  6. I am trying to develop some reduced recoil loads for 3 gun. Unfortunately it’s still hard to come buy some of the more popular pistol powders so my selection is limited. I have on hand Silhouette, Accurate No. 5, Power Pistol, and CFE Pistol. I would love to find some NV320 or 231. I am using 180 JHP Montana gold bullets. Looking through several different loading manuals all of the minimum loads are still close to major PF velocities. I see several threads on here where people are loading up to 1 grain under the minimum recommended level. Is this safe? Can i start a minimum and back it of .1 to .2 grains and see where that puts me for PF and reliability. My goal is to get closer to minor PF but I would be happy with a power factor around 150 and good accuracy. I found one thread on CFE Pistol, Hodgdon list min at 5.9 for 180 JHP and he had loaded it down the 5.1, AVG 877 PF 158, with 180 HP. What is the general consensus on loading below the minimum recommended charge levels?

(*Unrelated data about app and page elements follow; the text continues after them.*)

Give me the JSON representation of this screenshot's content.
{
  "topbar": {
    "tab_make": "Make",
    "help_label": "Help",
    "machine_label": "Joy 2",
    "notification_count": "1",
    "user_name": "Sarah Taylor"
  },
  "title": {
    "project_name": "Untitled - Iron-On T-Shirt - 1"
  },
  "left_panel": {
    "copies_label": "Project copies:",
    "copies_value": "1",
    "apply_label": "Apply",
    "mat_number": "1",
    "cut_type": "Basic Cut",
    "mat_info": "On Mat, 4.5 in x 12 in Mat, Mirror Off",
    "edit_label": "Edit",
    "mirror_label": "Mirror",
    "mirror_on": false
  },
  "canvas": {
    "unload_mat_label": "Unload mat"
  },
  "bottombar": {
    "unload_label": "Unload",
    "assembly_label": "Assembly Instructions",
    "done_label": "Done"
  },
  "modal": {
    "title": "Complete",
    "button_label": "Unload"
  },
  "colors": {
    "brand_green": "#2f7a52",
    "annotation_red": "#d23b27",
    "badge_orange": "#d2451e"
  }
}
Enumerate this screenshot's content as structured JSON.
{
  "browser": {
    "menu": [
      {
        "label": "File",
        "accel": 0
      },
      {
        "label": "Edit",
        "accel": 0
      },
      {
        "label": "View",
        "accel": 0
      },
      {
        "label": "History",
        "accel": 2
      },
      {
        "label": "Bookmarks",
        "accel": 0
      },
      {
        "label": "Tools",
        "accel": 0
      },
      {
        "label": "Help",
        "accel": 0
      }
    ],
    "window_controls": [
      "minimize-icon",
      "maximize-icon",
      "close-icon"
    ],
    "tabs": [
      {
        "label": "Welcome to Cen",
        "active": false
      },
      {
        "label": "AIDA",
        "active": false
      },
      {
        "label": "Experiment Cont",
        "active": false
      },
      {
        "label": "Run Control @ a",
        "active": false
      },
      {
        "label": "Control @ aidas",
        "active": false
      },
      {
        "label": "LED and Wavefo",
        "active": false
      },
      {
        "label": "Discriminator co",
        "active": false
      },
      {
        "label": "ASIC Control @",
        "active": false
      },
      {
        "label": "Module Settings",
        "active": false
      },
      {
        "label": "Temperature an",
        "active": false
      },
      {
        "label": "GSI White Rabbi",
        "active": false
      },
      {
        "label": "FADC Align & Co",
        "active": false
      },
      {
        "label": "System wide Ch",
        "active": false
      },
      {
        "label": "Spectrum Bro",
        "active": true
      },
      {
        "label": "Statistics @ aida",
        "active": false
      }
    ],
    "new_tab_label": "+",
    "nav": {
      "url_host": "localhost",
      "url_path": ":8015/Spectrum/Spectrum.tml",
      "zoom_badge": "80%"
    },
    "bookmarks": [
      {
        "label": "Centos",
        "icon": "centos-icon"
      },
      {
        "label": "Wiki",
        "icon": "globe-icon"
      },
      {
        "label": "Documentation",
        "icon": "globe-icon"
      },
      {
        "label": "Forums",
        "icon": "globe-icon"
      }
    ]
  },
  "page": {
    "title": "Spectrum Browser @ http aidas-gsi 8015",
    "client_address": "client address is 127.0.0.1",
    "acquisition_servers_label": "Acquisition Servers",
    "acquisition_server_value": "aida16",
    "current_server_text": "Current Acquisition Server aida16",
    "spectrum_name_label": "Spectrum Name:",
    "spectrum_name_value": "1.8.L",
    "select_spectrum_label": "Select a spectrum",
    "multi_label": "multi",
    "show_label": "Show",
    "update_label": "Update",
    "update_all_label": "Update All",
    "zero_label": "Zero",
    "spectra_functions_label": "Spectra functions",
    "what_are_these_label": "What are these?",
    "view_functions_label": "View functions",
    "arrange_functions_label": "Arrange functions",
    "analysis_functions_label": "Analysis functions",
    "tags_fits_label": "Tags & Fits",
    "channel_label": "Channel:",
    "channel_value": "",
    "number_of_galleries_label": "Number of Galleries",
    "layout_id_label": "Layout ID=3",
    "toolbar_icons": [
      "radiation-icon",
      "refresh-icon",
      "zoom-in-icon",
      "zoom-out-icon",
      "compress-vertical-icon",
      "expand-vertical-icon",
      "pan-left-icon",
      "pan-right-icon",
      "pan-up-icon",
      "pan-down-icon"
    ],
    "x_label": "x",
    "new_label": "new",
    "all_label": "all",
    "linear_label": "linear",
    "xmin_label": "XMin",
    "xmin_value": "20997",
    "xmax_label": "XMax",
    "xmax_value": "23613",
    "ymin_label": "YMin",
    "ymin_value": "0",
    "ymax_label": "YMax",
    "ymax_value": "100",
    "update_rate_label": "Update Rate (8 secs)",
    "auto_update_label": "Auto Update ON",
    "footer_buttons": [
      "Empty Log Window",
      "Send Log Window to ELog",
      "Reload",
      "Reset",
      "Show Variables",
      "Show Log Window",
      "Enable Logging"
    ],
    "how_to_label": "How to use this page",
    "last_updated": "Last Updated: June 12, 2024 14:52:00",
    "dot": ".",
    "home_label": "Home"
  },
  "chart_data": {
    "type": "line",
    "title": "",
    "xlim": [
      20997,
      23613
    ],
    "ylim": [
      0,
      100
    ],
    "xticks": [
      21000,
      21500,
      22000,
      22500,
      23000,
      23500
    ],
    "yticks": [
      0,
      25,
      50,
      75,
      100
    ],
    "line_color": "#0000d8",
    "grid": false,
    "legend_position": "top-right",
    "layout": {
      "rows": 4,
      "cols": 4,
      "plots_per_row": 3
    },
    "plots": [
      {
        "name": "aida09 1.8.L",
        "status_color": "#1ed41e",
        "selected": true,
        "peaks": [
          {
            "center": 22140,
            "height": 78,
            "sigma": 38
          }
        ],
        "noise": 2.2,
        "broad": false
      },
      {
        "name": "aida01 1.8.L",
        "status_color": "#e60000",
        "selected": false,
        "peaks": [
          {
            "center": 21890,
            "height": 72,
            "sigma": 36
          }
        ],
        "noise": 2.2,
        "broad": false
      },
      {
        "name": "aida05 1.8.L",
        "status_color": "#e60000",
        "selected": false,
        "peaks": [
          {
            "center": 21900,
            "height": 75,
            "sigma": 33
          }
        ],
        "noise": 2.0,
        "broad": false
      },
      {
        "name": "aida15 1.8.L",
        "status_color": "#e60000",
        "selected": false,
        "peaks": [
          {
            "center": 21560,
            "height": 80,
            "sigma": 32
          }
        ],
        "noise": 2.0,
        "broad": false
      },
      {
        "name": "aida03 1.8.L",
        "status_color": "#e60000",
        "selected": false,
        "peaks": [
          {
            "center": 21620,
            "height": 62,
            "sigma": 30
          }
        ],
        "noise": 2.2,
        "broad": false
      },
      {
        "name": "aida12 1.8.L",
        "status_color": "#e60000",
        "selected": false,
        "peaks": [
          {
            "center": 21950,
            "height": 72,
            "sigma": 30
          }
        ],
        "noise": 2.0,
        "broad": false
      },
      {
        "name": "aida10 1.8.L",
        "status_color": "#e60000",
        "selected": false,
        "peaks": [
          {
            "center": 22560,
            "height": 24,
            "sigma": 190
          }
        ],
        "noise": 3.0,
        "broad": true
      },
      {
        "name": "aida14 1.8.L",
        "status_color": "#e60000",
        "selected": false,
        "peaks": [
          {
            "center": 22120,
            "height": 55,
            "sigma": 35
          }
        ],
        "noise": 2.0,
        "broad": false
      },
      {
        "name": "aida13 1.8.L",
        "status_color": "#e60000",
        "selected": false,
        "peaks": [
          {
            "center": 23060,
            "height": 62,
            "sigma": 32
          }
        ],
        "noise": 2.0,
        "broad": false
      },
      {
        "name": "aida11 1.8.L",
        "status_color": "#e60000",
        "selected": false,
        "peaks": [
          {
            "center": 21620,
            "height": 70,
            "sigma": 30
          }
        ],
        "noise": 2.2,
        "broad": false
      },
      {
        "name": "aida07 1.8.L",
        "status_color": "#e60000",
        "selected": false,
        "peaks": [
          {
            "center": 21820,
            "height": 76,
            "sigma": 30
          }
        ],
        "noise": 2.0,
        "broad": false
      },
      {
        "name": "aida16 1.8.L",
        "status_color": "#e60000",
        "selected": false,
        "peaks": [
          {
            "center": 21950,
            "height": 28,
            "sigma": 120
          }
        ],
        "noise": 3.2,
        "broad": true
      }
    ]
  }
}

What’s the safe way to do it, if it is safe?
  • Create New...